PROMPT: Return the whole listing, keeping every character the same.

───── EXERCISE DATA ─────

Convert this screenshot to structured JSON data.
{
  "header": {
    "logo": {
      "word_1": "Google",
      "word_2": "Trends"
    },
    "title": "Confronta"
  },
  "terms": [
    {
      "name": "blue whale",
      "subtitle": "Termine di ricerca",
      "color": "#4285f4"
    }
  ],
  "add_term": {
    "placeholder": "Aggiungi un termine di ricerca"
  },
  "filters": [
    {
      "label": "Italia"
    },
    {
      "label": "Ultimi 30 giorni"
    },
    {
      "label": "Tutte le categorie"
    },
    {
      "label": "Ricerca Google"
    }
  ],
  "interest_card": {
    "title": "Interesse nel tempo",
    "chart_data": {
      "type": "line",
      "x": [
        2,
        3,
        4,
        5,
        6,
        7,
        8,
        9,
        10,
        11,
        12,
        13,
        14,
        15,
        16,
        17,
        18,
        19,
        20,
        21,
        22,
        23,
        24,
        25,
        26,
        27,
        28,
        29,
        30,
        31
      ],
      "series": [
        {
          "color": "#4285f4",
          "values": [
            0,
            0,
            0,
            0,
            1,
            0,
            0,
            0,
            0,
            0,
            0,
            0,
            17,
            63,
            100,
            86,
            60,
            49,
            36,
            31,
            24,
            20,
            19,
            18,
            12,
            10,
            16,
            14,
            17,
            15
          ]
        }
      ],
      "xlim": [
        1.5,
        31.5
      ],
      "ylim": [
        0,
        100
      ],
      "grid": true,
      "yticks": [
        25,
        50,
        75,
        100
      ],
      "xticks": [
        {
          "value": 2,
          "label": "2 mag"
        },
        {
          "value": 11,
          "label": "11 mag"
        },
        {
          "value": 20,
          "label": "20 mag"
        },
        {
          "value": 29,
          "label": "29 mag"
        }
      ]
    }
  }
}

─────

RESULT OF THE TASK:
Convert this screenshot to structured JSON data.
{
  "header": {
    "logo": {
      "word_1": "Google",
      "word_2": "Trends"
    },
    "title": "Confronta"
  },
  "terms": [
    {
      "name": "blue whale",
      "subtitle": "Termine di ricerca",
      "color": "#4285f4"
    }
  ],
  "add_term": {
    "placeholder": "Aggiungi un termine di ricerca"
  },
  "filters": [
    {
      "label": "Italia"
    },
    {
      "label": "Ultimi 30 giorni"
    },
    {
      "label": "Tutte le categorie"
    },
    {
      "label": "Ricerca Google"
    }
  ],
  "interest_card": {
    "title": "Interesse nel tempo",
    "chart_data": {
      "type": "line",
      "x": [
        2,
        3,
        4,
        5,
        6,
        7,
        8,
        9,
        10,
        11,
        12,
        13,
        14,
        15,
        16,
        17,
        18,
        19,
        20,
        21,
        22,
        23,
        24,
        25,
        26,
        27,
        28,
        29,
        30,
        31
      ],
      "series": [
        {
          "color": "#4285f4",
          "values": [
            0,
            0,
            0,
            0,
            1,
            0,
            0,
            0,
            0,
            0,
            0,
            0,
            17,
            63,
            100,
            86,
            60,
            49,
            36,
            31,
            24,
            20,
            19,
            18,
            12,
            10,
            16,
            14,
            17,
            15
          ]
        }
      ],
      "xlim": [
        1.5,
        31.5
      ],
      "ylim": [
        0,
        100
      ],
      "grid": true,
      "yticks": [
        25,
        50,
        75,
        100
      ],
      "xticks": [
        {
          "value": 2,
          "label": "2 mag"
        },
        {
          "value": 11,
          "label": "11 mag"
        },
        {
          "value": 20,
          "label": "20 mag"
        },
        {
          "value": 29,
          "label": "29 mag"
        }
      ]
    }
  }
}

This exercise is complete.